BJP No Threat
The Times of India, July 12, 1989
Sir, - Professor Rajni Kothari’s argument regarding the BJP
stance (June 26) requires detailed examination.
Electoral arrangements between opposition parties have to be
largely based on trust if we are looking for an alternative
at the national level. Negotiations can be more productive
if the stereotyped “enemy image” of the BJP was not unduly
stressed or academic credibility selectively given to the
political cause of the CPM.
Mr. E.M.S. Namboodiripad has obvious compulsions in engaging
in anti-BJP propaganda and exaggerating the “BJP threat”.
He is trying to legitimise the CPM’s Stalinist mentality.
There is a strong case for doubting the CPM’s understanding
of the character of democratic politics when one takes into
account its views on the Tiananmen Square incident.
On the one hand, Professor Kothari conceals the implications
of the CPM’s support to Chinese actions against democracy.
On the other, he wishes to jeopardise opposition
confidence-building by excluding the BJP from meaningful
participation in the political process. Why should a
favourable electoral opportunity be sacrificed because of
prejudice against the BJP?
Terms like “the Hindu card” tell us very little unless we
frame the issues within the current national political
context. For this, we have to identify the forces which are
challenging the stability of the Indian political system. It cannot also be overlooked that the threat of an emergency
is still very much there. To balance and check centralised
coercive power, the prime task is to strengthen the position
of democratic institutions and check the hegemony of the
The ruling party at the Centre continues to pursue a one
party dominance system, and is opposed to an evolutionary
path through which alternatives in the development of
political order could materialise.
It is well-known that the BJP is opposed to communism and
is, therefore, the chief target of the CPM’s disinformation
campaign. The BJP is indeed concerned with increasing its
influence among the voters, and this should come as no
surprise to anyone. The BJP opposes violence and does not
seek any political or strategic interests at the cost of
As a participant in the recent national executive meeting of
the BJP, I can flatly deny Professor Kothari’s thesis that
there has been a build-up of “the reckless communalism of
the BJP”. Such speculations come easily to those who are in
the habit of adopting double standards.
There are favourable opportunities for the democratic
opposition which can be used to contribute to a stable
political evolution. As far as some controversial issues
are concerned, statesmanship of a high order can change

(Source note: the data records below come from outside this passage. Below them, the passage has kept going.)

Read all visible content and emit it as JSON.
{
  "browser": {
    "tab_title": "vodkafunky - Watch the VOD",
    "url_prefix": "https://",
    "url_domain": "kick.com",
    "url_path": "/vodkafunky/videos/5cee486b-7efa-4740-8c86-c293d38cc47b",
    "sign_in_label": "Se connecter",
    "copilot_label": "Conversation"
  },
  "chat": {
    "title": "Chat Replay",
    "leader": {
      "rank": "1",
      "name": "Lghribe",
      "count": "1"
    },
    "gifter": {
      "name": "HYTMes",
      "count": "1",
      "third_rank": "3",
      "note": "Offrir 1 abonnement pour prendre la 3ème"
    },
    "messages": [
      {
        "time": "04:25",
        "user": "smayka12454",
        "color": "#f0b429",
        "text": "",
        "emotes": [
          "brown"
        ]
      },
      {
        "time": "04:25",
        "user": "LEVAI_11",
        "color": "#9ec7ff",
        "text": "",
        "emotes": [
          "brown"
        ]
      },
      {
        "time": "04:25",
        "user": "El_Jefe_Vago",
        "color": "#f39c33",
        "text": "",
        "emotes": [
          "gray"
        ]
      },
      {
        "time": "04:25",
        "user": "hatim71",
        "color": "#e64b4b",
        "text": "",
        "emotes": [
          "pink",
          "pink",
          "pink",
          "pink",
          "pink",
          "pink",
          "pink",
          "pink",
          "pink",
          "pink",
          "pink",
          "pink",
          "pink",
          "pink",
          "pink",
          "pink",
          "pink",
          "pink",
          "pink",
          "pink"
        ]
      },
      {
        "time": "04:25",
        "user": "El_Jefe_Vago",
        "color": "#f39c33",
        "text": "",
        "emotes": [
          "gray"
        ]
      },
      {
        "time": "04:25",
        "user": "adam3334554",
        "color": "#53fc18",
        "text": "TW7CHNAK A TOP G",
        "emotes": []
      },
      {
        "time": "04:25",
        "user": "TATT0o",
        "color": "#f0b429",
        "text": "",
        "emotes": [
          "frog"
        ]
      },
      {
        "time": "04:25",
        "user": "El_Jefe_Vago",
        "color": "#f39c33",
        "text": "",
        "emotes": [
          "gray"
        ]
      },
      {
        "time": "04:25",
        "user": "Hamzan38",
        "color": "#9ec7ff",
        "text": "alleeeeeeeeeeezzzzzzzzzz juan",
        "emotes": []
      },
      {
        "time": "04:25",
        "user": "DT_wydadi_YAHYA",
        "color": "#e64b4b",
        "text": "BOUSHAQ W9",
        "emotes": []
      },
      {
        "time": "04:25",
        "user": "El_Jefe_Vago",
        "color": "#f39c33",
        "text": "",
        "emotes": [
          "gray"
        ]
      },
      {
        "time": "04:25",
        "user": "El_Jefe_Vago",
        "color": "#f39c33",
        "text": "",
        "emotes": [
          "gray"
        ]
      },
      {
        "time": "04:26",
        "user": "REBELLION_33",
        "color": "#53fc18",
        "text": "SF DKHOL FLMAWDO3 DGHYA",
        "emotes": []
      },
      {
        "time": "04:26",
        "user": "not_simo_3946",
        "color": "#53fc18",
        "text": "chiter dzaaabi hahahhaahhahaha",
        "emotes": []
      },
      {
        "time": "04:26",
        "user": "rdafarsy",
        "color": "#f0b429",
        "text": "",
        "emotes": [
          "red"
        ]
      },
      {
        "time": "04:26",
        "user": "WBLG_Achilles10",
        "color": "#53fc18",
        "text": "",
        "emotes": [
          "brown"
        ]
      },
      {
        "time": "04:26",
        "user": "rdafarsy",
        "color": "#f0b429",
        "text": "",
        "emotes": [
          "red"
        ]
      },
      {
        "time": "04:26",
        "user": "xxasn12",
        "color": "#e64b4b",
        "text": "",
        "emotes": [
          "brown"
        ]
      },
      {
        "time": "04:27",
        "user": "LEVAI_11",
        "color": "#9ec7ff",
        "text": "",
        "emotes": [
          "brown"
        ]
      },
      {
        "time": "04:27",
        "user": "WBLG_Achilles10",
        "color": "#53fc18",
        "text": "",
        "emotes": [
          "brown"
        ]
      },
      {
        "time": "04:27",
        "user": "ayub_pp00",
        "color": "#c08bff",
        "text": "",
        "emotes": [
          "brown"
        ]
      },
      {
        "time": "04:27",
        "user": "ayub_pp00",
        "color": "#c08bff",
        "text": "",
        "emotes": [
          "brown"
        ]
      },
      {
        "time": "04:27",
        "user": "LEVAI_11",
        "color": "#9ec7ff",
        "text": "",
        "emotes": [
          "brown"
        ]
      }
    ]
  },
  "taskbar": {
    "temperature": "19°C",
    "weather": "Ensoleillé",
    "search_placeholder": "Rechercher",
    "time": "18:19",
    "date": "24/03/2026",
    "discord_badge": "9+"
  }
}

frozen situations, and joint participation in the policy
formation process can itself reinforce the concert of
interests, provided there is a clear commitment to the
democratic way of life.
Prof. M.L. Sondhi